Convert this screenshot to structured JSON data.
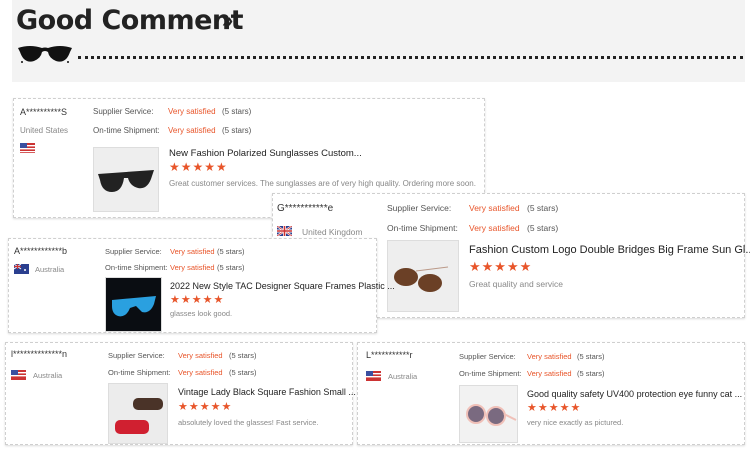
{
  "header": {
    "title": "Good Comment",
    "chevron": "»"
  },
  "labels": {
    "supplier": "Supplier Service:",
    "shipment": "On-time Shipment:"
  },
  "stars_glyph": "★★★★★",
  "reviews": [
    {
      "name": "A**********S",
      "country": "United States",
      "flag": "us-flag",
      "supplier": "Very satisfied",
      "supplier_stars": "(5 stars)",
      "shipment": "Very satisfied",
      "shipment_stars": "(5 stars)",
      "product": "New Fashion Polarized Sunglasses Custom...",
      "rating": 5,
      "comment": "Great customer services. The sunglasses are of very high quality. Ordering more soon."
    },
    {
      "name": "G***********e",
      "country": "United Kingdom",
      "flag": "uk-flag",
      "supplier": "Very satisfied",
      "supplier_stars": "(5 stars)",
      "shipment": "Very satisfied",
      "shipment_stars": "(5 stars)",
      "product": "Fashion Custom Logo Double Bridges Big Frame Sun Gl...",
      "rating": 5,
      "comment": "Great quality and service"
    },
    {
      "name": "A************b",
      "country": "Australia",
      "flag": "au-flag",
      "supplier": "Very satisfied",
      "supplier_stars": "(5 stars)",
      "shipment": "Very satisfied",
      "shipment_stars": "(5 stars)",
      "product": "2022 New Style TAC Designer Square Frames Plastic ...",
      "rating": 5,
      "comment": "glasses look good."
    },
    {
      "name": "l**************n",
      "country": "Australia",
      "flag": "us-flag",
      "supplier": "Very satisfied",
      "supplier_stars": "(5 stars)",
      "shipment": "Very satisfied",
      "shipment_stars": "(5 stars)",
      "product": "Vintage Lady Black Square Fashion Small ...",
      "rating": 5,
      "comment": "absolutely loved the glasses! Fast service."
    },
    {
      "name": "L***********r",
      "country": "Australia",
      "flag": "us-flag",
      "supplier": "Very satisfied",
      "supplier_stars": "(5 stars)",
      "shipment": "Very satisfied",
      "shipment_stars": "(5 stars)",
      "product": "Good quality safety UV400 protection eye funny cat ...",
      "rating": 5,
      "comment": "very nice exactly as pictured."
    }
  ]
}
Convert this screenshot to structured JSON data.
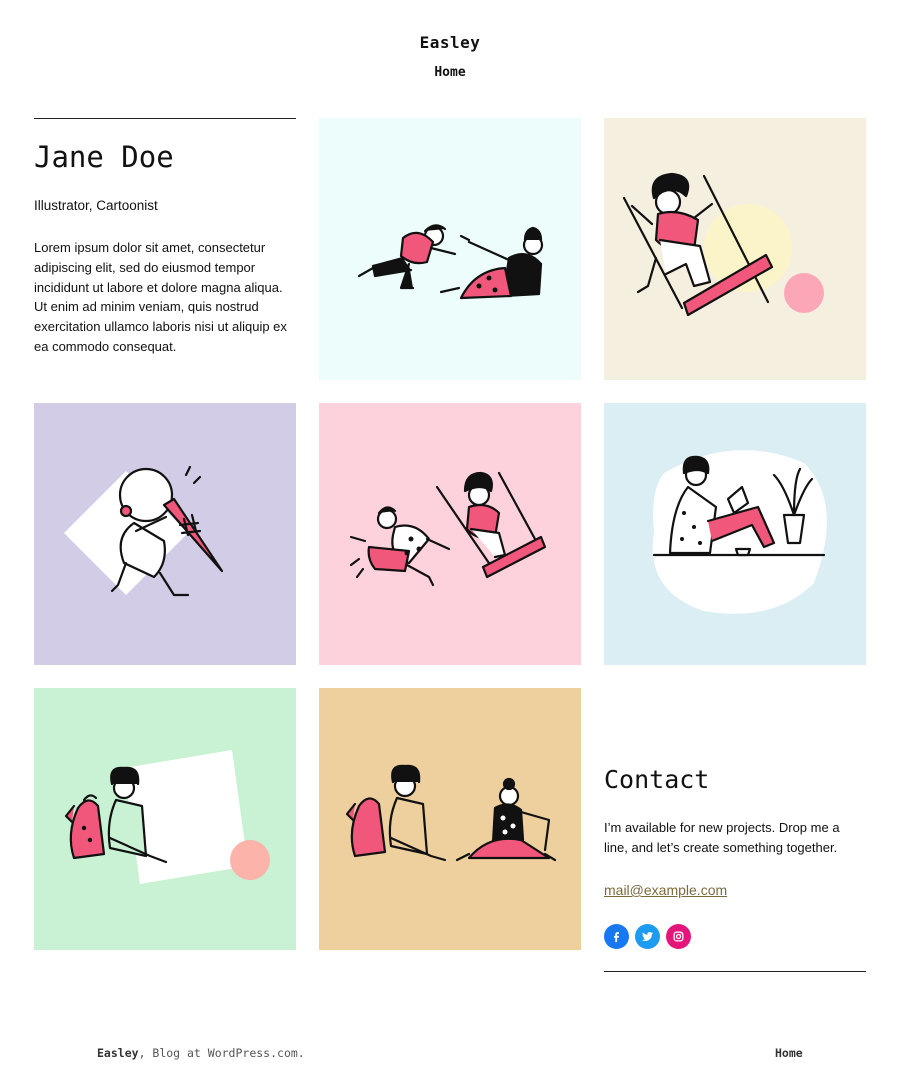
{
  "header": {
    "site_title": "Easley",
    "nav": [
      "Home"
    ]
  },
  "intro": {
    "name": "Jane Doe",
    "role": "Illustrator, Cartoonist",
    "bio": "Lorem ipsum dolor sit amet, consectetur adipiscing elit, sed do eiusmod tempor incididunt ut labore et dolore magna aliqua. Ut enim ad minim veniam, quis nostrud exercitation ullamco laboris nisi ut aliquip ex ea commodo consequat."
  },
  "gallery": [
    {
      "subject": "two-figures-sliding",
      "background": "#edfdfb"
    },
    {
      "subject": "woman-on-swing",
      "background": "#f5efe0"
    },
    {
      "subject": "figure-with-ice-cream",
      "background": "#d2cce6"
    },
    {
      "subject": "swing-and-runner",
      "background": "#fdd2dc"
    },
    {
      "subject": "woman-reading-with-plant",
      "background": "#dbeef3"
    },
    {
      "subject": "woman-with-dog",
      "background": "#c9f2d4"
    },
    {
      "subject": "friends-with-dog",
      "background": "#eecf9e"
    }
  ],
  "contact": {
    "title": "Contact",
    "text": "I’m available for new projects. Drop me a line, and let’s create something together.",
    "email": "mail@example.com",
    "social": [
      {
        "name": "facebook",
        "color": "#1877f2"
      },
      {
        "name": "twitter",
        "color": "#1d9bf0"
      },
      {
        "name": "instagram",
        "color": "#e4167c"
      }
    ]
  },
  "footer": {
    "site": "Easley",
    "credit": ", Blog at WordPress.com.",
    "nav": "Home"
  },
  "colors": {
    "accent_pink": "#f0577a",
    "ink": "#111111",
    "link": "#7a6a3c"
  }
}
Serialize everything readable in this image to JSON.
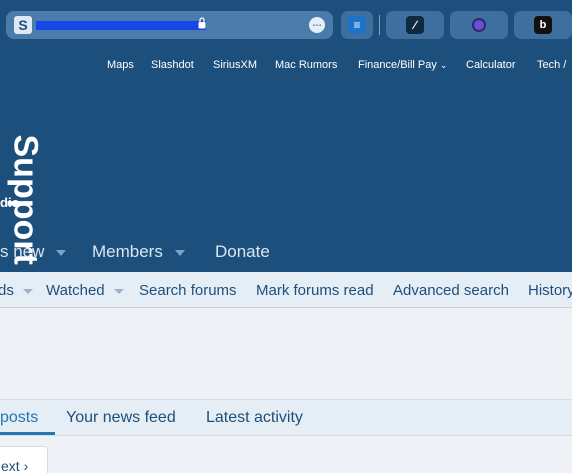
{
  "browser": {
    "site_icon_glyph": "S",
    "more_glyph": "…",
    "extensions": [
      {
        "name": "wifi-extension",
        "glyph": "≡"
      },
      {
        "name": "vector-extension",
        "glyph": "∕"
      },
      {
        "name": "circle-extension",
        "glyph": ""
      },
      {
        "name": "b-extension",
        "glyph": "b"
      }
    ]
  },
  "bookmarks": {
    "items": [
      "Maps",
      "Slashdot",
      "SiriusXM",
      "Mac Rumors",
      "Finance/Bill Pay",
      "Calculator",
      "Tech /"
    ]
  },
  "site": {
    "logo_text": "Support",
    "logo_sub": "dio"
  },
  "nav": {
    "items": [
      "s new",
      "Members",
      "Donate"
    ]
  },
  "subnav": {
    "items": [
      "ds",
      "Watched",
      "Search forums",
      "Mark forums read",
      "Advanced search",
      "History"
    ]
  },
  "tabs": {
    "items": [
      "posts",
      "Your news feed",
      "Latest activity"
    ]
  },
  "pager": {
    "next_label": "ext ›"
  },
  "colors": {
    "header_bg": "#1d4f7c",
    "accent": "#2577b1",
    "subnav_bg": "#e6eef5"
  }
}
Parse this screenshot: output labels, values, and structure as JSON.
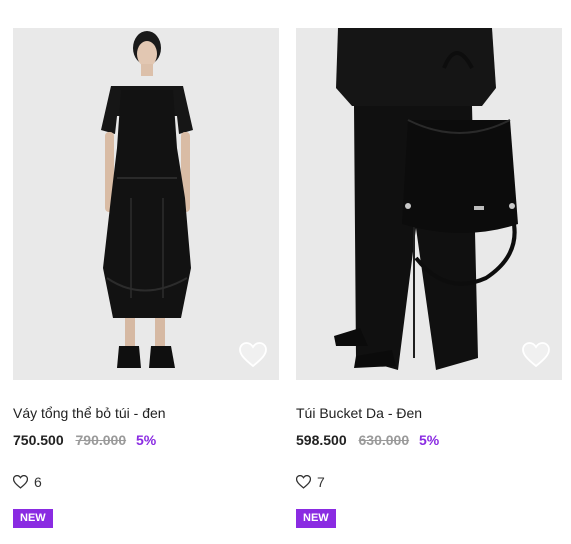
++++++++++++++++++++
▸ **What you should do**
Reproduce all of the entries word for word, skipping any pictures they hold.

▸ **Completed exercise**
Convert this screenshot to structured JSON data.
{
  "header": {
    "title": "Good Comment",
    "chevron": "»"
  },
  "labels": {
    "supplier": "Supplier Service:",
    "shipment": "On-time Shipment:"
  },
  "stars_glyph": "★★★★★",
  "reviews": [
    {
      "name": "A**********S",
      "country": "United States",
      "flag": "us-flag",
      "supplier": "Very satisfied",
      "supplier_stars": "(5 stars)",
      "shipment": "Very satisfied",
      "shipment_stars": "(5 stars)",
      "product": "New Fashion Polarized Sunglasses Custom...",
      "rating": 5,
      "comment": "Great customer services. The sunglasses are of very high quality. Ordering more soon."
    },
    {
      "name": "G***********e",
      "country": "United Kingdom",
      "flag": "uk-flag",
      "supplier": "Very satisfied",
      "supplier_stars": "(5 stars)",
      "shipment": "Very satisfied",
      "shipment_stars": "(5 stars)",
      "product": "Fashion Custom Logo Double Bridges Big Frame Sun Gl...",
      "rating": 5,
      "comment": "Great quality and service"
    },
    {
      "name": "A************b",
      "country": "Australia",
      "flag": "au-flag",
      "supplier": "Very satisfied",
      "supplier_stars": "(5 stars)",
      "shipment": "Very satisfied",
      "shipment_stars": "(5 stars)",
      "product": "2022 New Style TAC Designer Square Frames Plastic ...",
      "rating": 5,
      "comment": "glasses look good."
    },
    {
      "name": "l**************n",
      "country": "Australia",
      "flag": "us-flag",
      "supplier": "Very satisfied",
      "supplier_stars": "(5 stars)",
      "shipment": "Very satisfied",
      "shipment_stars": "(5 stars)",
      "product": "Vintage Lady Black Square Fashion Small ...",
      "rating": 5,
      "comment": "absolutely loved the glasses! Fast service."
    },
    {
      "name": "L***********r",
      "country": "Australia",
      "flag": "us-flag",
      "supplier": "Very satisfied",
      "supplier_stars": "(5 stars)",
      "shipment": "Very satisfied",
      "shipment_stars": "(5 stars)",
      "product": "Good quality safety UV400 protection eye funny cat ...",
      "rating": 5,
      "comment": "very nice exactly as pictured."
    }
  ]
}
Convert this screenshot to structured JSON data.
{
  "header": {
    "site_title": "Easley",
    "nav": [
      "Home"
    ]
  },
  "intro": {
    "name": "Jane Doe",
    "role": "Illustrator, Cartoonist",
    "bio": "Lorem ipsum dolor sit amet, consectetur adipiscing elit, sed do eiusmod tempor incididunt ut labore et dolore magna aliqua. Ut enim ad minim veniam, quis nostrud exercitation ullamco laboris nisi ut aliquip ex ea commodo consequat."
  },
  "gallery": [
    {
      "subject": "two-figures-sliding",
      "background": "#edfdfb"
    },
    {
      "subject": "woman-on-swing",
      "background": "#f5efe0"
    },
    {
      "subject": "figure-with-ice-cream",
      "background": "#d2cce6"
    },
    {
      "subject": "swing-and-runner",
      "background": "#fdd2dc"
    },
    {
      "subject": "woman-reading-with-plant",
      "background": "#dbeef3"
    },
    {
      "subject": "woman-with-dog",
      "background": "#c9f2d4"
    },
    {
      "subject": "friends-with-dog",
      "background": "#eecf9e"
    }
  ],
  "contact": {
    "title": "Contact",
    "text": "I’m available for new projects. Drop me a line, and let’s create something together.",
    "email": "mail@example.com",
    "social": [
      {
        "name": "facebook",
        "color": "#1877f2"
      },
      {
        "name": "twitter",
        "color": "#1d9bf0"
      },
      {
        "name": "instagram",
        "color": "#e4167c"
      }
    ]
  },
  "footer": {
    "site": "Easley",
    "credit": ", Blog at WordPress.com.",
    "nav": "Home"
  },
  "colors": {
    "accent_pink": "#f0577a",
    "ink": "#111111",
    "link": "#7a6a3c"
  }
}
Serialize everything readable in this image to JSON.
{
  "browser": {
    "site_icon_glyph": "S",
    "more_glyph": "…",
    "extensions": [
      {
        "name": "wifi-extension",
        "glyph": "≡"
      },
      {
        "name": "vector-extension",
        "glyph": "∕"
      },
      {
        "name": "circle-extension",
        "glyph": ""
      },
      {
        "name": "b-extension",
        "glyph": "b"
      }
    ]
  },
  "bookmarks": {
    "items": [
      "Maps",
      "Slashdot",
      "SiriusXM",
      "Mac Rumors",
      "Finance/Bill Pay",
      "Calculator",
      "Tech /"
    ]
  },
  "site": {
    "logo_text": "Support",
    "logo_sub": "dio"
  },
  "nav": {
    "items": [
      "s new",
      "Members",
      "Donate"
    ]
  },
  "subnav": {
    "items": [
      "ds",
      "Watched",
      "Search forums",
      "Mark forums read",
      "Advanced search",
      "History"
    ]
  },
  "tabs": {
    "items": [
      "posts",
      "Your news feed",
      "Latest activity"
    ]
  },
  "pager": {
    "next_label": "ext ›"
  },
  "colors": {
    "header_bg": "#1d4f7c",
    "accent": "#2577b1",
    "subnav_bg": "#e6eef5"
  }
}
Parse this screenshot: output labels, values, and structure as JSON.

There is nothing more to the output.